Oil producers in the Persian Gulf are breathing a sigh of relief as Cyclone "Gonu" weakened to a tropical storm. Shipping and port officials say the storm caused very little damage to major oil fields in the region. Despite the limited impact from the rare storm, continuing concerns about energy supplies caused oil prices to hit their highest levels since mid-May. VOA's Mil Arcega reports.
The strongest storm to hit the Arabian Peninsula in 60 years unleashed powerful winds and sheets of rain as it battered Oman's coast. Packing winds up to of up to 145 kilometers an hour, cyclone "Gonu" caused widespread flooding and damage to low-lying areas. It also forced the evacuation of thousands of people and the closure of major oil installations along the Strait of Hormuz. Nearly one-fifth of the world's oil passes through the narrow waterway that leads to the Persian Gulf.
"If the cyclone gets in there, you are going to see prices continue to rally,” explained New York energy trader Chris Motroni. “You know, you have to see what happens where exactly it hits. If it comes into a region where all those refineries and all those oilfields are, you are going to see what happens, what damage it does.
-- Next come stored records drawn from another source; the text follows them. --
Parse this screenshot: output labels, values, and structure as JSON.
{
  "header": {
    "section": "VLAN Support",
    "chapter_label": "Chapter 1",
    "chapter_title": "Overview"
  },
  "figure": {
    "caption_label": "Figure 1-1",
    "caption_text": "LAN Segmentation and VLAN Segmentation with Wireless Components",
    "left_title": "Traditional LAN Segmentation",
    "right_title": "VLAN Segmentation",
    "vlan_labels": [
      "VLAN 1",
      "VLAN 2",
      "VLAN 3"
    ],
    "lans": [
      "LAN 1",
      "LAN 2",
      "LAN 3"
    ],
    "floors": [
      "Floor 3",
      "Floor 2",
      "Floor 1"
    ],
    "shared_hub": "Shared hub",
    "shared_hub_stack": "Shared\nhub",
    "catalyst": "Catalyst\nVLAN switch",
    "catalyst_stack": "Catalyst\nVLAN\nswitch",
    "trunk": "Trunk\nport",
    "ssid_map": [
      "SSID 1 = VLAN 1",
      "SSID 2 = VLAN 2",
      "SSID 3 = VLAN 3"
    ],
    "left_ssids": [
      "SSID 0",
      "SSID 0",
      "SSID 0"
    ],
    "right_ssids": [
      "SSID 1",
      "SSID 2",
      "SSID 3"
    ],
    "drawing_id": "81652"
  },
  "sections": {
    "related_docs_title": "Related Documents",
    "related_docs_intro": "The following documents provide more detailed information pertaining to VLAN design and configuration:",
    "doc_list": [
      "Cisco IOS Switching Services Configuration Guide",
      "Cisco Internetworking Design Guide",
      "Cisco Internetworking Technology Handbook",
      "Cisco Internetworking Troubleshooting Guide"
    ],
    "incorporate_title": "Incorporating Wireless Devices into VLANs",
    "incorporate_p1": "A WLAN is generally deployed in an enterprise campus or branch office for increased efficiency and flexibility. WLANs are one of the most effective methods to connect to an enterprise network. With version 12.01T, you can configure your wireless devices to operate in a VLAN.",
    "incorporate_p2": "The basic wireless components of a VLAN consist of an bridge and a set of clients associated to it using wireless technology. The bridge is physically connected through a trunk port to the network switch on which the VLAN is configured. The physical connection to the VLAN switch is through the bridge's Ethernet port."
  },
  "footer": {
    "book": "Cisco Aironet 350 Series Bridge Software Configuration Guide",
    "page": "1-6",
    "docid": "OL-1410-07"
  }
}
Then you are going to have to see where the prices go."
Despite the fear of major shipping disruptions, the storm weakened as it headed for landfall in southeastern Iran. Although the storm caused very little damage to the country's oil installations, crude prices climbed 35 cents Thursday to $67.40 per barrel. The price hike came just as port officials were making assurances that oil shipments would resume quickly. Motroni says that is because continuing high demand for oil was an overriding factor -- even before the storm. Another concern is a recent federal government report showing a decline in the output from U.S. refineries.
"People have been talking higher gas prices for almost six, seven months now. I mean, me, personally, I have been saying you are going to see $4 a gallon at the pump. So, this is something that is a little bit of a surprise, a little bit of a curve ball but people have already expected higher gas prices, higher crude prices. So, there is not that much impact here," says Motroni.
About 21 million barrels of oil are shipped through the Persian Gulf everyday. Traders say even if the storm delays just a few tankers, it could still reduce worldwide oil supplies which could lead to higher gasoline prices.